_Problem to work on:_ Wherever a line in the data holds the word "JSON", pull that line out.

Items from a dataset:
=== Section Start ===
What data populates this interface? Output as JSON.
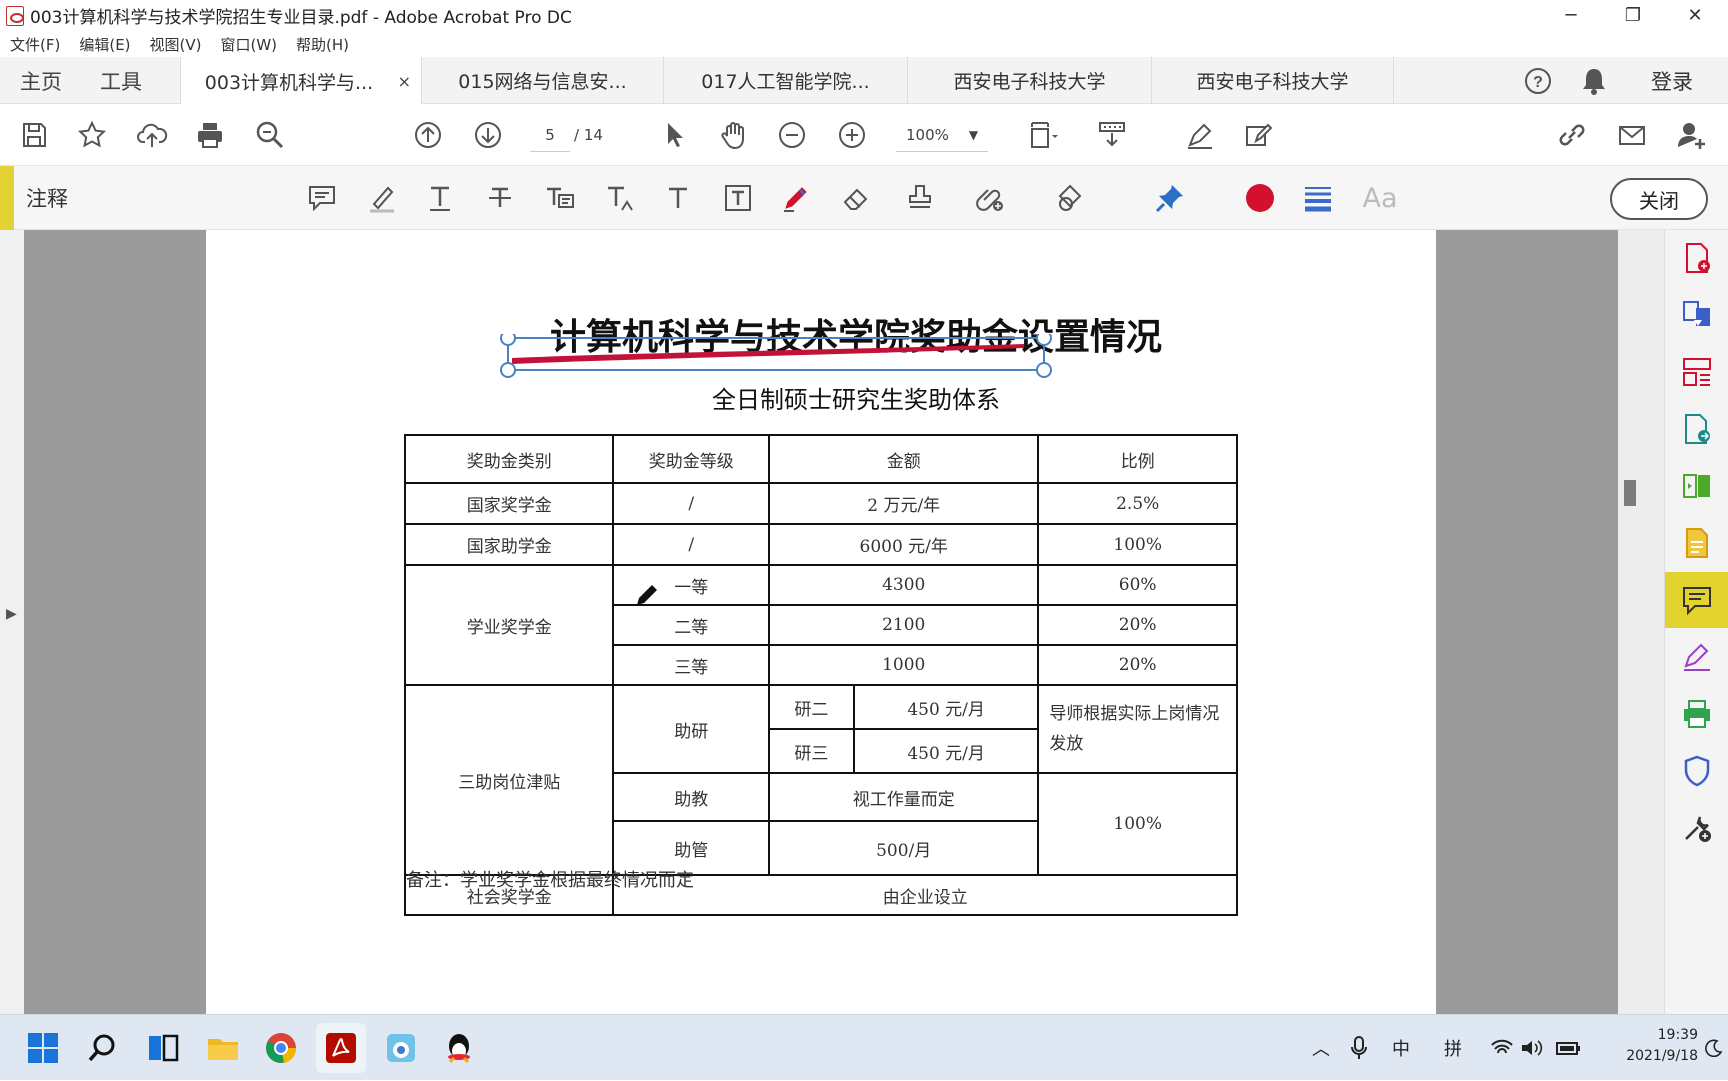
{
  "window": {
    "title": "003计算机科学与技术学院招生专业目录.pdf - Adobe Acrobat Pro DC",
    "minimize": "─",
    "maximize": "❐",
    "close": "✕"
  },
  "menu": [
    "文件(F)",
    "编辑(E)",
    "视图(V)",
    "窗口(W)",
    "帮助(H)"
  ],
  "tabs": {
    "home": "主页",
    "tools": "工具",
    "docs": [
      {
        "label": "003计算机科学与...",
        "close": "×"
      },
      {
        "label": "015网络与信息安..."
      },
      {
        "label": "017人工智能学院..."
      },
      {
        "label": "西安电子科技大学"
      },
      {
        "label": "西安电子科技大学"
      }
    ],
    "login": "登录"
  },
  "toolbar": {
    "page_current": "5",
    "page_total": "/ 14",
    "zoom": "100%"
  },
  "comment": {
    "label": "注释",
    "close": "关闭",
    "font_label": "Aa",
    "color": "#d4102f"
  },
  "document": {
    "title": "计算机科学与技术学院奖助金设置情况",
    "subtitle": "全日制硕士研究生奖助体系",
    "headers": [
      "奖助金类别",
      "奖助金等级",
      "金额",
      "比例"
    ],
    "rows": {
      "gj_name": "国家奖学金",
      "gj_level": "/",
      "gj_amount": "2 万元/年",
      "gj_ratio": "2.5%",
      "zx_name": "国家助学金",
      "zx_level": "/",
      "zx_amount": "6000 元/年",
      "zx_ratio": "100%",
      "xy_name": "学业奖学金",
      "xy1_level": "一等",
      "xy1_amount": "4300",
      "xy1_ratio": "60%",
      "xy2_level": "二等",
      "xy2_amount": "2100",
      "xy2_ratio": "20%",
      "xy3_level": "三等",
      "xy3_amount": "1000",
      "xy3_ratio": "20%",
      "sz_name": "三助岗位津贴",
      "zy_level": "助研",
      "zy2_sub": "研二",
      "zy2_amount": "450 元/月",
      "zy3_sub": "研三",
      "zy3_amount": "450 元/月",
      "zy_ratio": "导师根据实际上岗情况发放",
      "zj_level": "助教",
      "zj_amount": "视工作量而定",
      "zg_level": "助管",
      "zg_amount": "500/月",
      "sz_ratio": "100%",
      "sh_name": "社会奖学金",
      "sh_value": "由企业设立"
    },
    "note": "备注：学业奖学金根据最终情况而定"
  },
  "taskbar": {
    "ime1": "中",
    "ime2": "拼",
    "time": "19:39",
    "date": "2021/9/18"
  }
}
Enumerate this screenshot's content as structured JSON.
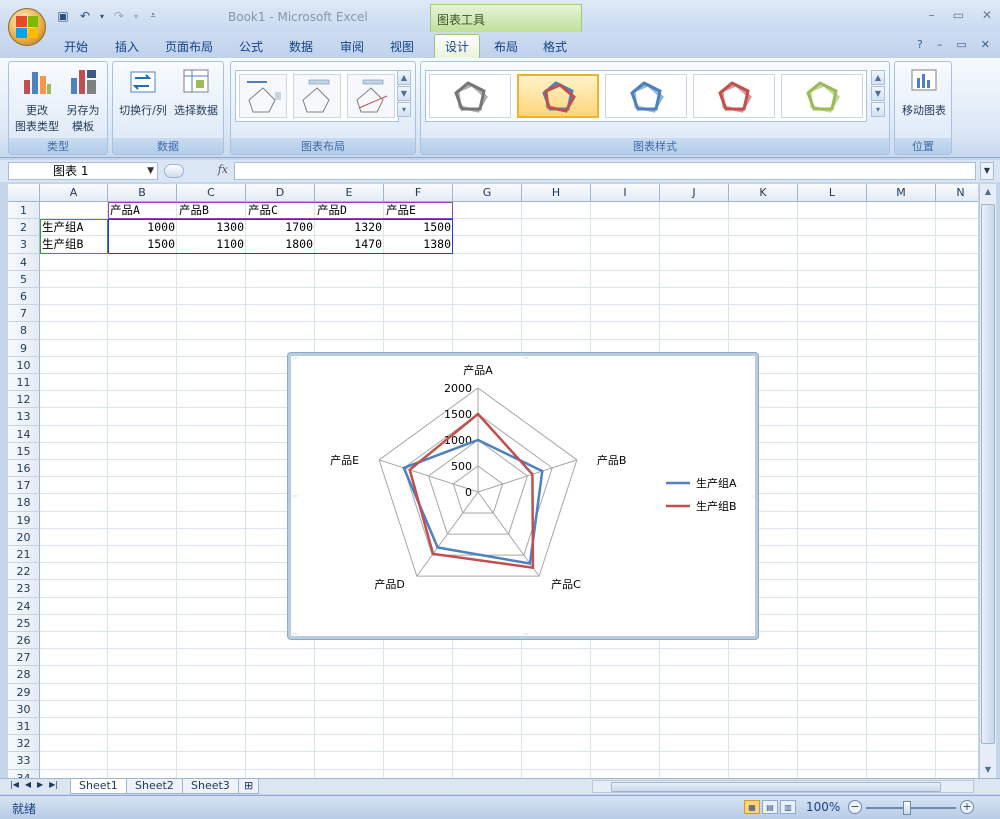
{
  "window": {
    "title": "Book1 - Microsoft Excel",
    "tools_tab": "图表工具"
  },
  "qat": [
    "save-icon",
    "undo-icon",
    "redo-icon",
    "customize-icon"
  ],
  "window_controls": [
    "–",
    "▭",
    "✕"
  ],
  "ribbon_tabs": [
    "开始",
    "插入",
    "页面布局",
    "公式",
    "数据",
    "审阅",
    "视图",
    "设计",
    "布局",
    "格式"
  ],
  "active_tab": "设计",
  "ribbon_groups": {
    "type": {
      "label": "类型",
      "change_type_l1": "更改",
      "change_type_l2": "图表类型",
      "save_template_l1": "另存为",
      "save_template_l2": "模板"
    },
    "data": {
      "label": "数据",
      "switch": "切换行/列",
      "select": "选择数据"
    },
    "layout": {
      "label": "图表布局"
    },
    "styles": {
      "label": "图表样式",
      "colors": [
        "#777777",
        "#c0504d",
        "#4f81bd",
        "#c0504d",
        "#9bbb59"
      ]
    },
    "location": {
      "label": "位置",
      "move": "移动图表"
    }
  },
  "namebox": "图表 1",
  "fx": "fx",
  "columns": [
    "A",
    "B",
    "C",
    "D",
    "E",
    "F",
    "G",
    "H",
    "I",
    "J",
    "K",
    "L",
    "M",
    "N"
  ],
  "rows": [
    "1",
    "2",
    "3",
    "4",
    "5",
    "6",
    "7",
    "8",
    "9",
    "10",
    "11",
    "12",
    "13",
    "14",
    "15",
    "16",
    "17",
    "18",
    "19",
    "20",
    "21",
    "22",
    "23",
    "24",
    "25",
    "26",
    "27",
    "28",
    "29",
    "30",
    "31",
    "32",
    "33",
    "34"
  ],
  "cells": {
    "headers": [
      "产品A",
      "产品B",
      "产品C",
      "产品D",
      "产品E"
    ],
    "row2": {
      "label": "生产组A",
      "values": [
        "1000",
        "1300",
        "1700",
        "1320",
        "1500"
      ]
    },
    "row3": {
      "label": "生产组B",
      "values": [
        "1500",
        "1100",
        "1800",
        "1470",
        "1380"
      ]
    }
  },
  "chart_data": {
    "type": "radar",
    "categories": [
      "产品A",
      "产品B",
      "产品C",
      "产品D",
      "产品E"
    ],
    "series": [
      {
        "name": "生产组A",
        "values": [
          1000,
          1300,
          1700,
          1320,
          1500
        ],
        "color": "#4f81bd"
      },
      {
        "name": "生产组B",
        "values": [
          1500,
          1100,
          1800,
          1470,
          1380
        ],
        "color": "#c0504d"
      }
    ],
    "axis_ticks": [
      "0",
      "500",
      "1000",
      "1500",
      "2000"
    ],
    "rmax": 2000,
    "legend": "right"
  },
  "sheets": [
    "Sheet1",
    "Sheet2",
    "Sheet3"
  ],
  "active_sheet": "Sheet1",
  "status": {
    "text": "就绪",
    "zoom": "100%"
  },
  "colors": {
    "accent": "#c5d5ea",
    "tools_green": "#bfe09a"
  }
}
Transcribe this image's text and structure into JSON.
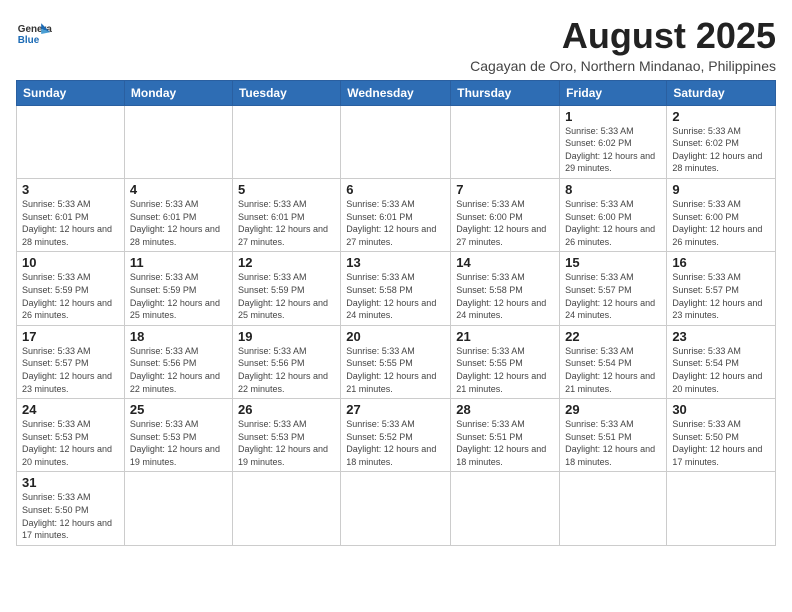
{
  "header": {
    "logo_line1": "General",
    "logo_line2": "Blue",
    "title": "August 2025",
    "subtitle": "Cagayan de Oro, Northern Mindanao, Philippines"
  },
  "days_of_week": [
    "Sunday",
    "Monday",
    "Tuesday",
    "Wednesday",
    "Thursday",
    "Friday",
    "Saturday"
  ],
  "weeks": [
    [
      {
        "day": "",
        "info": ""
      },
      {
        "day": "",
        "info": ""
      },
      {
        "day": "",
        "info": ""
      },
      {
        "day": "",
        "info": ""
      },
      {
        "day": "",
        "info": ""
      },
      {
        "day": "1",
        "info": "Sunrise: 5:33 AM\nSunset: 6:02 PM\nDaylight: 12 hours and 29 minutes."
      },
      {
        "day": "2",
        "info": "Sunrise: 5:33 AM\nSunset: 6:02 PM\nDaylight: 12 hours and 28 minutes."
      }
    ],
    [
      {
        "day": "3",
        "info": "Sunrise: 5:33 AM\nSunset: 6:01 PM\nDaylight: 12 hours and 28 minutes."
      },
      {
        "day": "4",
        "info": "Sunrise: 5:33 AM\nSunset: 6:01 PM\nDaylight: 12 hours and 28 minutes."
      },
      {
        "day": "5",
        "info": "Sunrise: 5:33 AM\nSunset: 6:01 PM\nDaylight: 12 hours and 27 minutes."
      },
      {
        "day": "6",
        "info": "Sunrise: 5:33 AM\nSunset: 6:01 PM\nDaylight: 12 hours and 27 minutes."
      },
      {
        "day": "7",
        "info": "Sunrise: 5:33 AM\nSunset: 6:00 PM\nDaylight: 12 hours and 27 minutes."
      },
      {
        "day": "8",
        "info": "Sunrise: 5:33 AM\nSunset: 6:00 PM\nDaylight: 12 hours and 26 minutes."
      },
      {
        "day": "9",
        "info": "Sunrise: 5:33 AM\nSunset: 6:00 PM\nDaylight: 12 hours and 26 minutes."
      }
    ],
    [
      {
        "day": "10",
        "info": "Sunrise: 5:33 AM\nSunset: 5:59 PM\nDaylight: 12 hours and 26 minutes."
      },
      {
        "day": "11",
        "info": "Sunrise: 5:33 AM\nSunset: 5:59 PM\nDaylight: 12 hours and 25 minutes."
      },
      {
        "day": "12",
        "info": "Sunrise: 5:33 AM\nSunset: 5:59 PM\nDaylight: 12 hours and 25 minutes."
      },
      {
        "day": "13",
        "info": "Sunrise: 5:33 AM\nSunset: 5:58 PM\nDaylight: 12 hours and 24 minutes."
      },
      {
        "day": "14",
        "info": "Sunrise: 5:33 AM\nSunset: 5:58 PM\nDaylight: 12 hours and 24 minutes."
      },
      {
        "day": "15",
        "info": "Sunrise: 5:33 AM\nSunset: 5:57 PM\nDaylight: 12 hours and 24 minutes."
      },
      {
        "day": "16",
        "info": "Sunrise: 5:33 AM\nSunset: 5:57 PM\nDaylight: 12 hours and 23 minutes."
      }
    ],
    [
      {
        "day": "17",
        "info": "Sunrise: 5:33 AM\nSunset: 5:57 PM\nDaylight: 12 hours and 23 minutes."
      },
      {
        "day": "18",
        "info": "Sunrise: 5:33 AM\nSunset: 5:56 PM\nDaylight: 12 hours and 22 minutes."
      },
      {
        "day": "19",
        "info": "Sunrise: 5:33 AM\nSunset: 5:56 PM\nDaylight: 12 hours and 22 minutes."
      },
      {
        "day": "20",
        "info": "Sunrise: 5:33 AM\nSunset: 5:55 PM\nDaylight: 12 hours and 21 minutes."
      },
      {
        "day": "21",
        "info": "Sunrise: 5:33 AM\nSunset: 5:55 PM\nDaylight: 12 hours and 21 minutes."
      },
      {
        "day": "22",
        "info": "Sunrise: 5:33 AM\nSunset: 5:54 PM\nDaylight: 12 hours and 21 minutes."
      },
      {
        "day": "23",
        "info": "Sunrise: 5:33 AM\nSunset: 5:54 PM\nDaylight: 12 hours and 20 minutes."
      }
    ],
    [
      {
        "day": "24",
        "info": "Sunrise: 5:33 AM\nSunset: 5:53 PM\nDaylight: 12 hours and 20 minutes."
      },
      {
        "day": "25",
        "info": "Sunrise: 5:33 AM\nSunset: 5:53 PM\nDaylight: 12 hours and 19 minutes."
      },
      {
        "day": "26",
        "info": "Sunrise: 5:33 AM\nSunset: 5:53 PM\nDaylight: 12 hours and 19 minutes."
      },
      {
        "day": "27",
        "info": "Sunrise: 5:33 AM\nSunset: 5:52 PM\nDaylight: 12 hours and 18 minutes."
      },
      {
        "day": "28",
        "info": "Sunrise: 5:33 AM\nSunset: 5:51 PM\nDaylight: 12 hours and 18 minutes."
      },
      {
        "day": "29",
        "info": "Sunrise: 5:33 AM\nSunset: 5:51 PM\nDaylight: 12 hours and 18 minutes."
      },
      {
        "day": "30",
        "info": "Sunrise: 5:33 AM\nSunset: 5:50 PM\nDaylight: 12 hours and 17 minutes."
      }
    ],
    [
      {
        "day": "31",
        "info": "Sunrise: 5:33 AM\nSunset: 5:50 PM\nDaylight: 12 hours and 17 minutes."
      },
      {
        "day": "",
        "info": ""
      },
      {
        "day": "",
        "info": ""
      },
      {
        "day": "",
        "info": ""
      },
      {
        "day": "",
        "info": ""
      },
      {
        "day": "",
        "info": ""
      },
      {
        "day": "",
        "info": ""
      }
    ]
  ]
}
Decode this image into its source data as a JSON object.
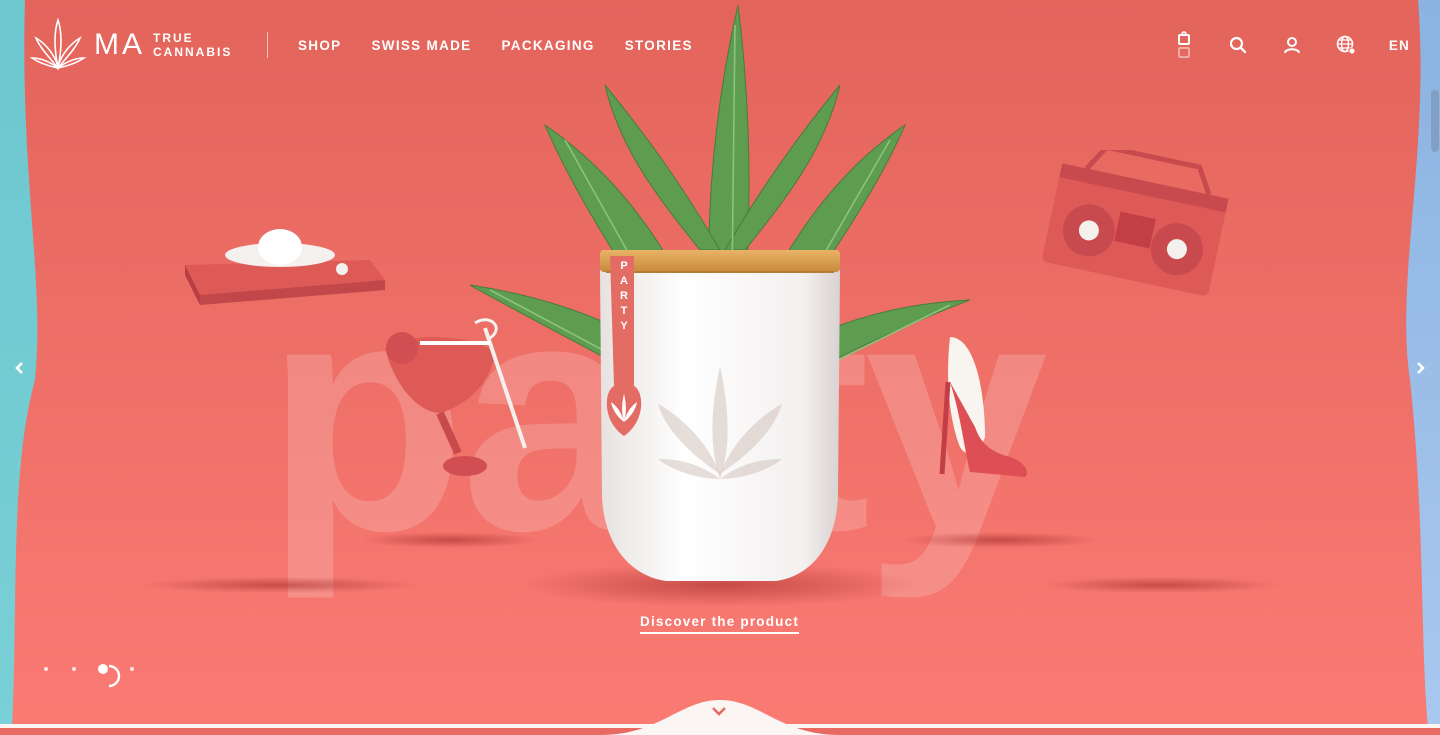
{
  "brand": {
    "monogram": "MA",
    "line1": "TRUE",
    "line2": "CANNABIS"
  },
  "nav": {
    "items": [
      "SHOP",
      "SWISS MADE",
      "PACKAGING",
      "STORIES"
    ]
  },
  "header": {
    "language": "EN",
    "icons": [
      "bag-icon",
      "search-icon",
      "user-icon",
      "globe-icon"
    ]
  },
  "hero": {
    "big_word": "party",
    "jar_label": "PARTY",
    "cta": "Discover the product",
    "slides_total": 4,
    "slide_active": 3
  },
  "colors": {
    "hero_bg": "#e86a62",
    "left_edge": "#6dc7cf",
    "right_edge": "#a9c8f0",
    "jar": "#ffffff",
    "lid": "#e0a455",
    "leaf": "#5b9a4e"
  }
}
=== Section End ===
_Your solution:_
What data populates this interface? Output as JSON.
Enumerate this screenshot's content as structured JSON.
Transcribe this image's text and structure into JSON.
Decode this image into its source data as a JSON object.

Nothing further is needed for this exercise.